- Social Sciences and Humanities Research Council Connections Grant, “Presenting the Past: Responsible Scholarship and Ancient Mediterranean History”, with M. Funke, C. A. M. Gardner, S. C. Higgins, C. L. Johnston, and C. M. Laferrière, 2022-2023
- University of New England Early Career Researcher Award for pilot project: “Of Temples and Tomes: Analyzing Trends in Votive Deposition and Social Change in the Iron Age Eastern Mediterranean (900-500 BCE)”, 2019
- ACLS/Mellon Foundation Dissertation Completion Fellowship, 2015-2016
- Trudeau Scholar, Pierre Elliott Trudeau Foundation, 2012-2016
- Social Sciences and Humanities Research Council Doctoral Fellowship, 2010-2014
- Social Sciences and Humanities Research Council Canada Graduate Scholarship, 2007-2008
- Elaine Fantham Public Scholarship Award, Classical Association of Canada (with V. Austen, M. Funke, C. A. M. Gardner, S. C. Higgins, C. L. Johnston, and C. M. Laferrière), 2022
- Women’s Classical Caucus Public Scholarship Award, Society for Classical Studies (with M. Funke, C. A. M. Gardner, S. C. Higgins, C. L. Johnston, and C. M. Laferrière), 2021
- Honourable Mention, Emerging Open Scholarship Award, Canadian Social Knowledge Institute (with M. Funke, C. A. M. Gardner, S. C. Higgins, C. L. Johnston, and C. M. Laferrière), 2021
I am interested in supervising students in all aspects of Greek art/archaeology from the Bronze Age to the Hellenistic Period. My main interests centre on cross-cultural interaction through religion, trade, and shared ideologies between Greece, western Asia, and Egypt in the Bronze and Iron Ages, and the examination of these relationships through both texts and material culture. I am currently developing further research areas in the study of ancient mobility and migration and digital/data science approaches to the ancient world. Finally, I retain longstanding interests in Phoenician/Punic culture, and am happy to talk about supervision or co-supervision in these areas.

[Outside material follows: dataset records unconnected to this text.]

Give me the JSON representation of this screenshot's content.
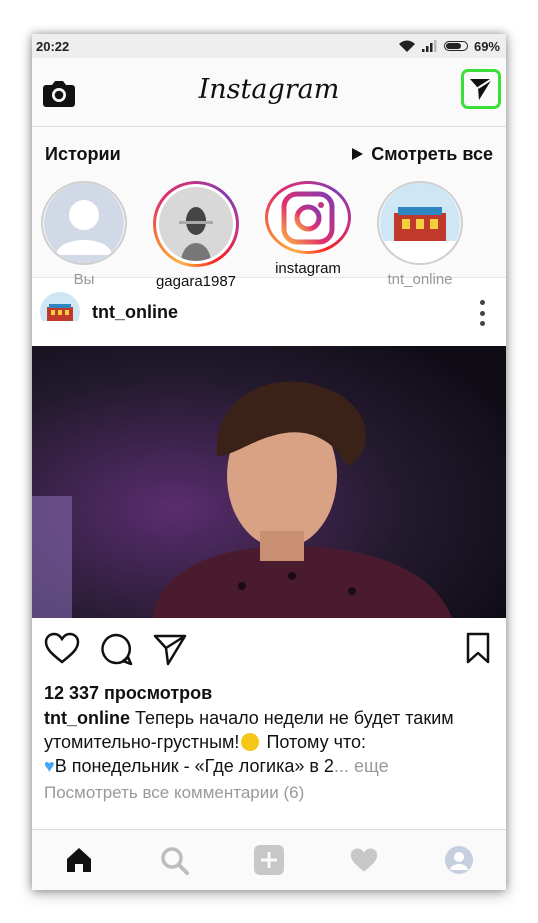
{
  "status_bar": {
    "time": "20:22",
    "battery": "69%",
    "icons": [
      "wifi-icon",
      "signal-icon",
      "battery-icon"
    ]
  },
  "top_bar": {
    "logo": "Instagram",
    "camera_icon": "camera-icon",
    "direct_icon": "paper-plane-icon"
  },
  "stories": {
    "title": "Истории",
    "watch_all": "Смотреть все",
    "items": [
      {
        "label": "Вы",
        "seen": true
      },
      {
        "label": "gagara1987",
        "seen": false
      },
      {
        "label": "instagram",
        "seen": false
      },
      {
        "label": "tnt_online",
        "seen": true
      }
    ]
  },
  "post": {
    "username": "tnt_online",
    "views": "12 337 просмотров",
    "caption_user": "tnt_online",
    "caption_line1": " Теперь начало недели не будет таким",
    "caption_line2": "утомительно-грустным!",
    "caption_line2_tail": " Потому что:",
    "caption_line3": "В понедельник - «Где логика» в 2",
    "caption_ellipsis": "...",
    "caption_more": "еще",
    "comments_link": "Посмотреть все комментарии (6)"
  },
  "bottom_nav": [
    "home-icon",
    "search-icon",
    "add-icon",
    "heart-icon",
    "profile-icon"
  ],
  "colors": {
    "highlight": "#3adf3a",
    "muted": "#999999",
    "divider": "#dbdbdb"
  }
}
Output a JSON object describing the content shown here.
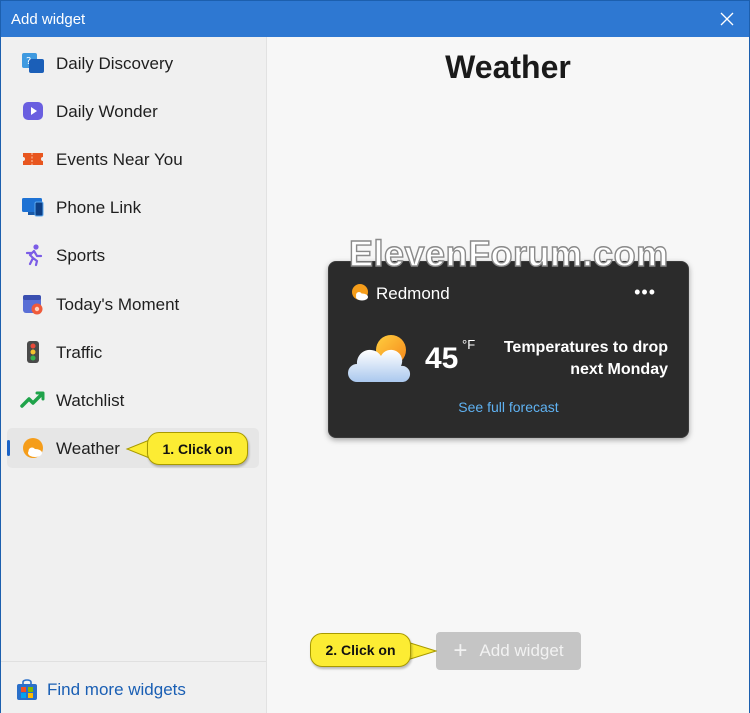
{
  "window": {
    "title": "Add widget"
  },
  "sidebar": {
    "items": [
      {
        "label": "Daily Discovery",
        "icon": "daily-discovery-icon"
      },
      {
        "label": "Daily Wonder",
        "icon": "daily-wonder-icon"
      },
      {
        "label": "Events Near You",
        "icon": "events-ticket-icon"
      },
      {
        "label": "Phone Link",
        "icon": "phone-link-icon"
      },
      {
        "label": "Sports",
        "icon": "sports-runner-icon"
      },
      {
        "label": "Today's Moment",
        "icon": "todays-moment-icon"
      },
      {
        "label": "Traffic",
        "icon": "traffic-light-icon"
      },
      {
        "label": "Watchlist",
        "icon": "watchlist-chart-icon"
      },
      {
        "label": "Weather",
        "icon": "weather-sun-icon",
        "selected": true
      }
    ],
    "find_more": "Find more widgets"
  },
  "main": {
    "heading": "Weather",
    "watermark": "ElevenForum.com",
    "card": {
      "location": "Redmond",
      "more": "•••",
      "temperature": "45",
      "unit": "°F",
      "description": "Temperatures to drop next Monday",
      "forecast_link": "See full forecast"
    },
    "add_button": {
      "plus": "+",
      "label": "Add widget"
    }
  },
  "callouts": {
    "step1": "1. Click on",
    "step2": "2. Click on"
  },
  "colors": {
    "titlebar": "#2e78d2",
    "accent": "#1b63c6",
    "callout": "#fcec33",
    "card": "#2b2b2b",
    "link": "#5fb2f2"
  }
}
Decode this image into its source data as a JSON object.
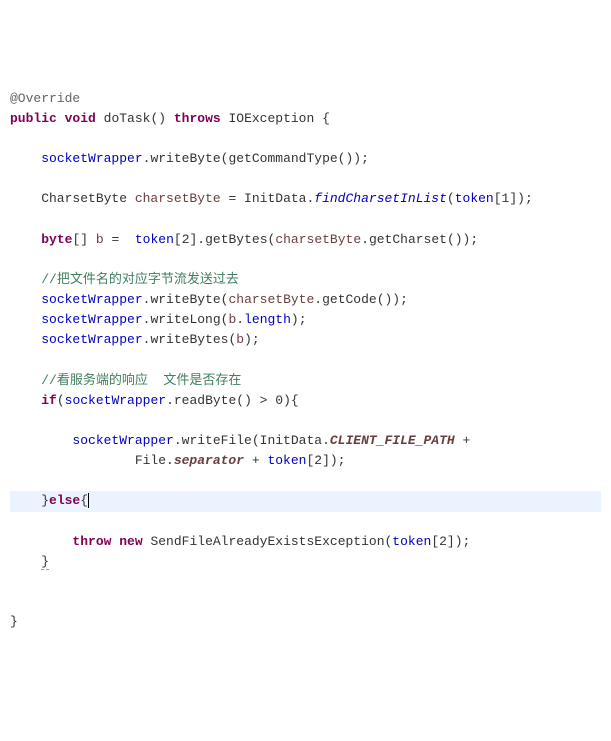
{
  "line1_ann": "@Override",
  "line2": {
    "kw1": "public",
    "kw2": "void",
    "method": "doTask",
    "kw3": "throws",
    "ex": "IOException"
  },
  "line4": {
    "field": "socketWrapper",
    "m1": "writeByte",
    "m2": "getCommandType"
  },
  "line6": {
    "t": "CharsetByte",
    "v": "charsetByte",
    "cls": "InitData",
    "m": "findCharsetInList",
    "arr": "token",
    "idx": "1"
  },
  "line8": {
    "kw": "byte",
    "v": "b",
    "arr": "token",
    "idx": "2",
    "m": "getBytes",
    "cv": "charsetByte",
    "cm": "getCharset"
  },
  "line10_comment": "//把文件名的对应字节流发送过去",
  "line11": {
    "field": "socketWrapper",
    "m": "writeByte",
    "v": "charsetByte",
    "vm": "getCode"
  },
  "line12": {
    "field": "socketWrapper",
    "m": "writeLong",
    "v": "b",
    "p": "length"
  },
  "line13": {
    "field": "socketWrapper",
    "m": "writeBytes",
    "v": "b"
  },
  "line15_comment": "//看服务端的响应  文件是否存在",
  "line16": {
    "kw": "if",
    "field": "socketWrapper",
    "m": "readByte",
    "op": ">",
    "n": "0"
  },
  "line18": {
    "field": "socketWrapper",
    "m": "writeFile",
    "cls": "InitData",
    "const": "CLIENT_FILE_PATH"
  },
  "line19": {
    "cls": "File",
    "const": "separator",
    "arr": "token",
    "idx": "2"
  },
  "line21": {
    "kw": "else"
  },
  "line23": {
    "kw1": "throw",
    "kw2": "new",
    "ex": "SendFileAlreadyExistsException",
    "arr": "token",
    "idx": "2"
  }
}
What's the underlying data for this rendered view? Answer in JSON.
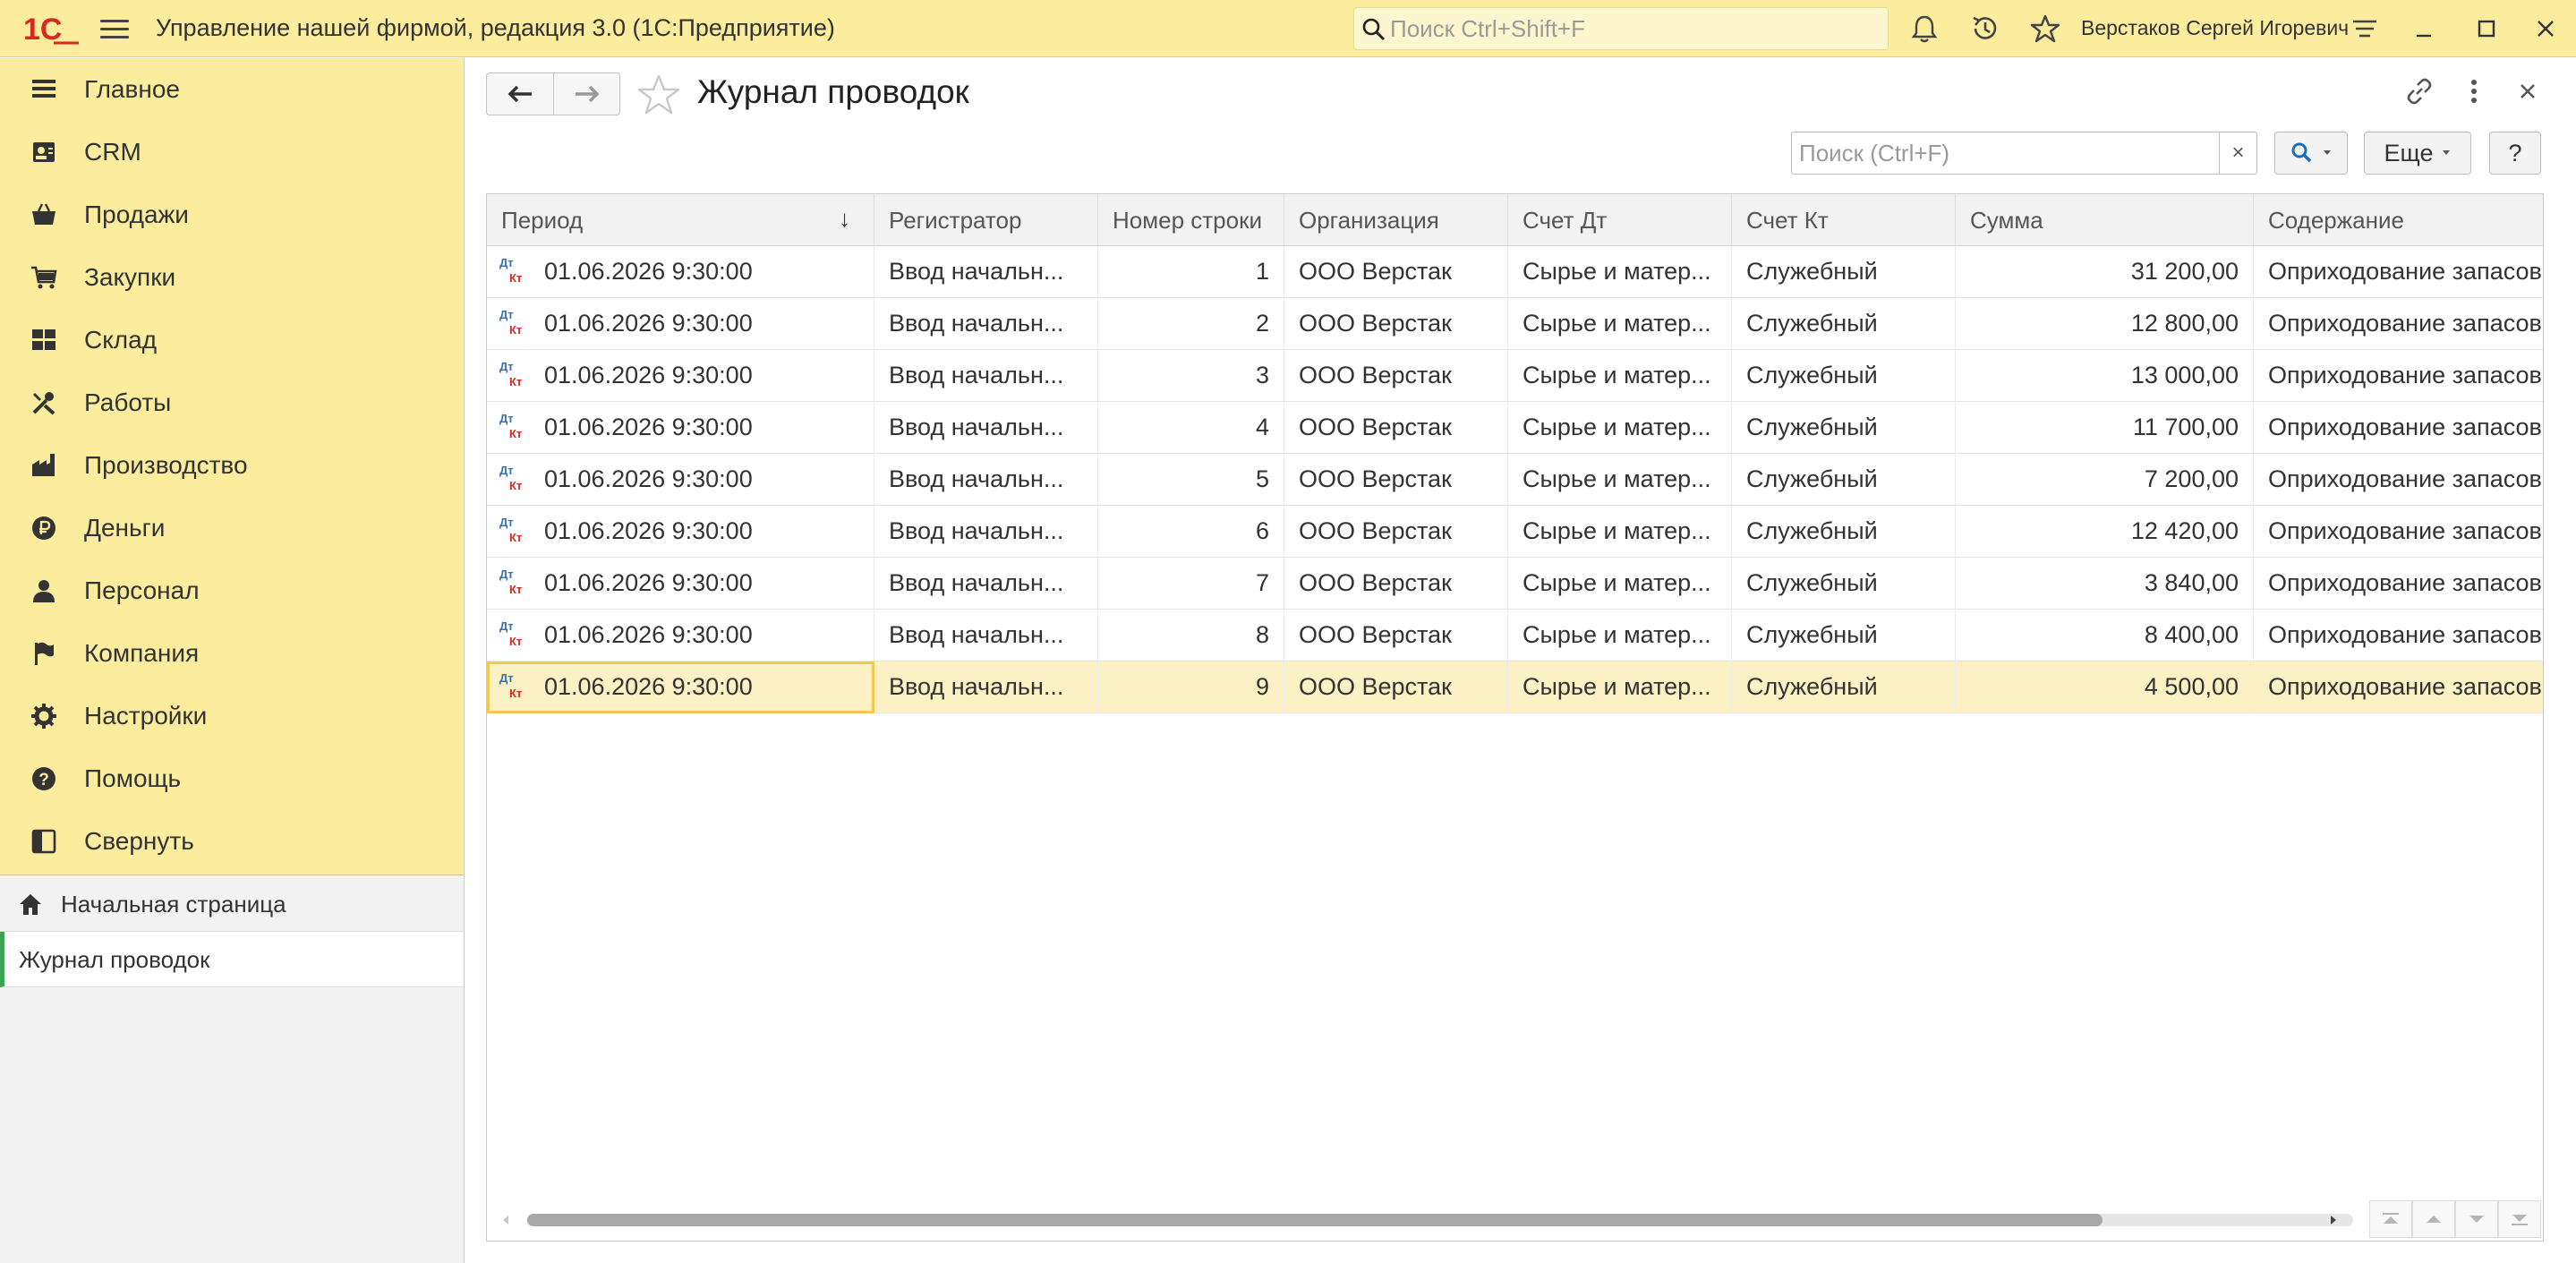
{
  "app": {
    "logo_text": "1С",
    "title": "Управление нашей фирмой, редакция 3.0  (1С:Предприятие)",
    "search_placeholder": "Поиск Ctrl+Shift+F",
    "user": "Верстаков Сергей Игоревич"
  },
  "colors": {
    "accent_yellow": "#fbec9e",
    "selected_row": "#fbf1c4",
    "active_marker": "#3da551",
    "logo_red": "#d42a21"
  },
  "sidebar": {
    "sections": [
      {
        "label": "Главное",
        "icon": "list-icon"
      },
      {
        "label": "CRM",
        "icon": "contacts-icon"
      },
      {
        "label": "Продажи",
        "icon": "basket-icon"
      },
      {
        "label": "Закупки",
        "icon": "cart-icon"
      },
      {
        "label": "Склад",
        "icon": "warehouse-icon"
      },
      {
        "label": "Работы",
        "icon": "tools-icon"
      },
      {
        "label": "Производство",
        "icon": "factory-icon"
      },
      {
        "label": "Деньги",
        "icon": "ruble-icon"
      },
      {
        "label": "Персонал",
        "icon": "person-icon"
      },
      {
        "label": "Компания",
        "icon": "flag-icon"
      },
      {
        "label": "Настройки",
        "icon": "gear-icon"
      },
      {
        "label": "Помощь",
        "icon": "help-icon"
      },
      {
        "label": "Свернуть",
        "icon": "collapse-icon"
      }
    ],
    "open_windows": [
      {
        "label": "Начальная страница"
      },
      {
        "label": "Журнал проводок"
      }
    ]
  },
  "form": {
    "title": "Журнал проводок",
    "search_placeholder": "Поиск (Ctrl+F)",
    "clear_label": "×",
    "more_label": "Еще",
    "help_label": "?"
  },
  "table": {
    "columns": [
      "Период",
      "Регистратор",
      "Номер строки",
      "Организация",
      "Счет Дт",
      "Счет Кт",
      "Сумма",
      "Содержание"
    ],
    "icon_text_dt": "Дт",
    "icon_text_kt": "Кт",
    "rows": [
      {
        "period": "01.06.2026 9:30:00",
        "registrar": "Ввод начальн...",
        "line": "1",
        "org": "ООО Верстак",
        "dt": "Сырье и матер...",
        "kt": "Служебный",
        "sum": "31 200,00",
        "content": "Оприходование запасов"
      },
      {
        "period": "01.06.2026 9:30:00",
        "registrar": "Ввод начальн...",
        "line": "2",
        "org": "ООО Верстак",
        "dt": "Сырье и матер...",
        "kt": "Служебный",
        "sum": "12 800,00",
        "content": "Оприходование запасов"
      },
      {
        "period": "01.06.2026 9:30:00",
        "registrar": "Ввод начальн...",
        "line": "3",
        "org": "ООО Верстак",
        "dt": "Сырье и матер...",
        "kt": "Служебный",
        "sum": "13 000,00",
        "content": "Оприходование запасов"
      },
      {
        "period": "01.06.2026 9:30:00",
        "registrar": "Ввод начальн...",
        "line": "4",
        "org": "ООО Верстак",
        "dt": "Сырье и матер...",
        "kt": "Служебный",
        "sum": "11 700,00",
        "content": "Оприходование запасов"
      },
      {
        "period": "01.06.2026 9:30:00",
        "registrar": "Ввод начальн...",
        "line": "5",
        "org": "ООО Верстак",
        "dt": "Сырье и матер...",
        "kt": "Служебный",
        "sum": "7 200,00",
        "content": "Оприходование запасов"
      },
      {
        "period": "01.06.2026 9:30:00",
        "registrar": "Ввод начальн...",
        "line": "6",
        "org": "ООО Верстак",
        "dt": "Сырье и матер...",
        "kt": "Служебный",
        "sum": "12 420,00",
        "content": "Оприходование запасов"
      },
      {
        "period": "01.06.2026 9:30:00",
        "registrar": "Ввод начальн...",
        "line": "7",
        "org": "ООО Верстак",
        "dt": "Сырье и матер...",
        "kt": "Служебный",
        "sum": "3 840,00",
        "content": "Оприходование запасов"
      },
      {
        "period": "01.06.2026 9:30:00",
        "registrar": "Ввод начальн...",
        "line": "8",
        "org": "ООО Верстак",
        "dt": "Сырье и матер...",
        "kt": "Служебный",
        "sum": "8 400,00",
        "content": "Оприходование запасов"
      },
      {
        "period": "01.06.2026 9:30:00",
        "registrar": "Ввод начальн...",
        "line": "9",
        "org": "ООО Верстак",
        "dt": "Сырье и матер...",
        "kt": "Служебный",
        "sum": "4 500,00",
        "content": "Оприходование запасов"
      }
    ],
    "selected_row": 9
  }
}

Previously supervised M.A. projects
A. Arrezzolo, University of New England: “The Art of Physical Exaggeration in Ptolemaic Iconography”B. Arthur, University of New England: “Nineteenth and Twentieth Dynasty Egypt and the Pentapolis: The extent of Sherden and Peleset/Philistine migration, re-settlement and integration during the Ramesside”B. Patford, University of New England: “Psychological Meaning from the Mythology and Iconography of Horus the Behdetite”
Previously supervised Honours theses
A. Cowan, University of New England: “Athena: Gender and Influence in Archaic and Classical Greek Mythology”